My family and I were watching a Thanksgiving-themed cooking show the other day and I remarked that I wondered when that day became my favorite holiday.
My son, 10, was taken aback that it wasn’t Christmas.
After some thought, he offered an explanation: “Was it because Santa stopped bringing you toys?”
I’m glad there’s a part of him that’s still a little boy.
Then I really did begin wondering when the transition began, because, up until recently, I actually did love the yuletide season the most. I mean, what’s not to love about Christmas? If you’ve been blessed and lucky, it’s got built-in warm fuzzies — childhood memories of anticipation and wonder; fantastical decor that stretches from your living room all the way to street lamps and atop bank buildings; and, of course, a veritable hit parade of a musical soundtrack.
It’s a magical time of year.
(A romantic trap, that. Try not to start a relationship near the holidays. The fireworks can be misleading. Not that I would know. At all.)
I think the change began once my brother moved from D.C. to Florida. Then one of my sisters got married, followed by my brother and then, finally, me. Once everyone began starting families and work responsibilities really began kicking in, it got harder and harder to align time off to get together. What used to be the matter of a few hours’ driving on Christmas Eve became a logistical tangle.
My brother and his wife both worked in retail, so the holiday season was especially packed. (This was around 2000, just as Amazon was becoming a behemoth.) So, rather than have him and his family head to West Virginia for Christmas, all the Mountain State Marambas would truck down to West Palm Beach for Thanksgiving.
When the big week arrived, my baby sister would head off in the minivan with her brood and my other sister, acting as nanny, riding shotgun. I’d travel south from Charleston a day or two later and transfer to my parents’ big SUV in beautiful Beckley en route to an all-night drive down I-95.
As with many things in life, it was as much the journey as the destination that made the road trips worth it. I’d get to catch up with my folks. Later, after I got married, they got to know my wife better. The arrival of our kids was a great opportunity for grandparents time, as they’d all watch the children’s videos and enjoy fast-food breaks along the way.
Thanksgiving Day itself was more of the same, but with cousins, football and plenty of kitchen activity. In all, there’d be 17 of us around the table. Well-fed, healthy, together — there was a lot to be thankful for. Of course, no sooner would we arrive than we’d have to pack our things and head back north.
Come Black Friday, we’d fortify ourselves with tasty leftovers, take group pictures, hugs, hugs and hugs, and then hit the road.
It’s a grueling couple of days. As much I pride myself on being part of a family of road warriors, I began to find any excursion taking more out of me. Entering late middle age, I’m finding the recovery time taking a little bit longer.

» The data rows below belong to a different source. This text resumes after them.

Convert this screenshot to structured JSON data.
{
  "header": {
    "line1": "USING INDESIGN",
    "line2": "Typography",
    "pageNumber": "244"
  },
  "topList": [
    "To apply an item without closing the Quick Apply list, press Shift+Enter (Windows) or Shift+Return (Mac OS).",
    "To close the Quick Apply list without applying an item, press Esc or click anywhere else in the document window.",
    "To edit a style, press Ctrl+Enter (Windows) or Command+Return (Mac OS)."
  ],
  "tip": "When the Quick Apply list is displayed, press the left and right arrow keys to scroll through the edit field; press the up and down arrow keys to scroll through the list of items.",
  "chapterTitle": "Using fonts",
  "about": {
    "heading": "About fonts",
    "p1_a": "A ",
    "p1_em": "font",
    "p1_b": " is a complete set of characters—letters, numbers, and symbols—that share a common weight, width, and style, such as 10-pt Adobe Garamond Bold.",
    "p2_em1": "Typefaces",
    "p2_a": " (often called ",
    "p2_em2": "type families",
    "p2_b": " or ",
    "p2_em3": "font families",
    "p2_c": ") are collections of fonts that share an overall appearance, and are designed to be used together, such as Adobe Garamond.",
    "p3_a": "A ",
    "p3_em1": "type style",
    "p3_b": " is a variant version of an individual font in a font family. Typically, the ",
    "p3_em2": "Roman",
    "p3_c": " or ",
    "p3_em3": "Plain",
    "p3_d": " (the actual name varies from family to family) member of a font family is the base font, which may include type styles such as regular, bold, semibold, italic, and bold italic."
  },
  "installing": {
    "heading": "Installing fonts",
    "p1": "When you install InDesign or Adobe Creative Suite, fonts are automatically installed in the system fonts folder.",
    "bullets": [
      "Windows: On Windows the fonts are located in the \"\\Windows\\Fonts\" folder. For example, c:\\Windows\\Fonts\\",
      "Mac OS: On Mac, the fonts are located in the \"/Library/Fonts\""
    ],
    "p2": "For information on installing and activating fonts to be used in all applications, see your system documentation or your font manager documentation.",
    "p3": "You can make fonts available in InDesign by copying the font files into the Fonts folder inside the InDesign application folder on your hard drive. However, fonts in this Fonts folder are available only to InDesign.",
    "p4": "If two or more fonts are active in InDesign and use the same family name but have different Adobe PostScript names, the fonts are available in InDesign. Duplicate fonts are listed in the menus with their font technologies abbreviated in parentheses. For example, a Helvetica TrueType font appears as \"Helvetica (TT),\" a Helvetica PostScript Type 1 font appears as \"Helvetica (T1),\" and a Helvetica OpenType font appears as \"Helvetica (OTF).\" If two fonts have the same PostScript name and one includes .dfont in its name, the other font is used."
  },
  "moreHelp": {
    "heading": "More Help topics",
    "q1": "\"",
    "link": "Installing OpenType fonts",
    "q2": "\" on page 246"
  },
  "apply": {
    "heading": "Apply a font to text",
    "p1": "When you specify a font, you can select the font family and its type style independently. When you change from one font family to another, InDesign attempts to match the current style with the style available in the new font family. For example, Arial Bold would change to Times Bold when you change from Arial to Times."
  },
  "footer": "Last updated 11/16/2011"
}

But I still looked forward to the day. The opportunity to spend a few precious hours with loved ones, sharing stories with the children, enjoying meals prepared with love and care — that’s what I came to anticipate. That’s the way that my childhood self would look forward to Christmas. I now can’t wait for the gift of time together.
I suppose I could be bitter that the coronavirus has robbed us of the holiday road trip — no Big Macs, no Turkey Trot, no sleepy smiles at the rest stops — and I’d be lying if I said just about everything surrounding this pandemic doesn’t make me angry.

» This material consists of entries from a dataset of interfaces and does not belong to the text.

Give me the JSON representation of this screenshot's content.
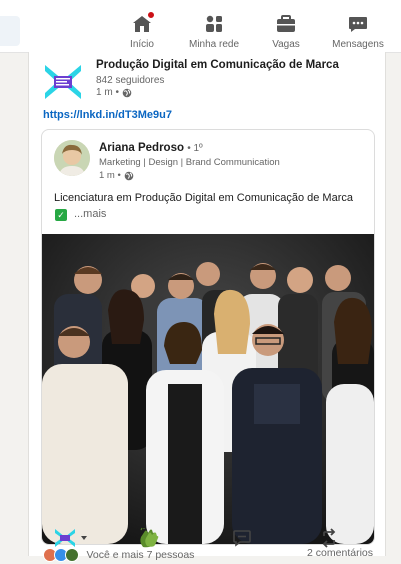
{
  "nav": {
    "items": [
      {
        "label": "Início",
        "icon": "home-icon",
        "has_badge": true
      },
      {
        "label": "Minha rede",
        "icon": "network-icon"
      },
      {
        "label": "Vagas",
        "icon": "briefcase-icon"
      },
      {
        "label": "Mensagens",
        "icon": "messaging-icon"
      }
    ]
  },
  "post": {
    "author_name": "Produção Digital em Comunicação de Marca",
    "followers": "842 seguidores",
    "time": "1 m •",
    "link": "https://lnkd.in/dT3Me9u7",
    "shared": {
      "author_name": "Ariana Pedroso",
      "degree": "• 1º",
      "headline": "Marketing | Design | Brand Communication",
      "time": "1 m •",
      "text": "Licenciatura em Produção Digital em Comunicação de Marca",
      "more": "...mais"
    },
    "reactions_text": "Você e mais 7 pessoas",
    "comments_text": "2 comentários"
  },
  "colors": {
    "brand_blue": "#0a66c2",
    "logo_cyan": "#2bd4e6",
    "logo_purple": "#6b3fd1"
  }
}
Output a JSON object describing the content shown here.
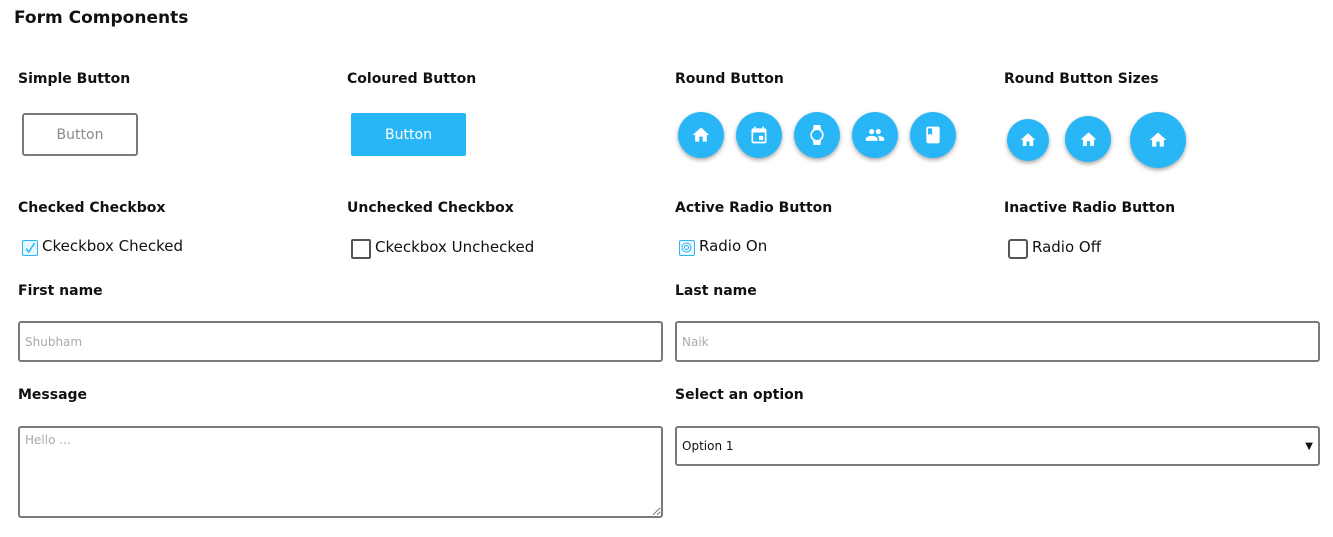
{
  "page": {
    "title": "Form Components"
  },
  "sections": {
    "simple_button": "Simple Button",
    "coloured_button": "Coloured Button",
    "round_button": "Round Button",
    "round_button_sizes": "Round Button Sizes",
    "checked_checkbox": "Checked Checkbox",
    "unchecked_checkbox": "Unchecked Checkbox",
    "active_radio": "Active Radio Button",
    "inactive_radio": "Inactive Radio Button"
  },
  "buttons": {
    "simple_label": "Button",
    "coloured_label": "Button"
  },
  "round_buttons": {
    "icons": [
      "home-icon",
      "calendar-icon",
      "watch-icon",
      "people-icon",
      "book-icon"
    ],
    "size_icons": [
      "home-icon",
      "home-icon",
      "home-icon"
    ]
  },
  "checkboxes": {
    "checked_label": "Ckeckbox Checked",
    "unchecked_label": "Ckeckbox Unchecked",
    "checked_state": true,
    "unchecked_state": false
  },
  "radios": {
    "on_label": "Radio On",
    "off_label": "Radio Off",
    "on_state": true,
    "off_state": false
  },
  "form": {
    "first_name_label": "First name",
    "first_name_placeholder": "Shubham",
    "last_name_label": "Last name",
    "last_name_placeholder": "Naik",
    "message_label": "Message",
    "message_placeholder": "Hello ...",
    "select_label": "Select an option",
    "select_value": "Option 1"
  },
  "colors": {
    "accent": "#29b6f6",
    "border": "#7a7a7a"
  }
}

But we’re all still here. In Charleston. In Beckley. In West Palm Beach. If we can ride this one out, with our smaller, homebound gatherings around our separate tables, we — and those we might not even know — could be able to get together again next year. It’s worth waiting for.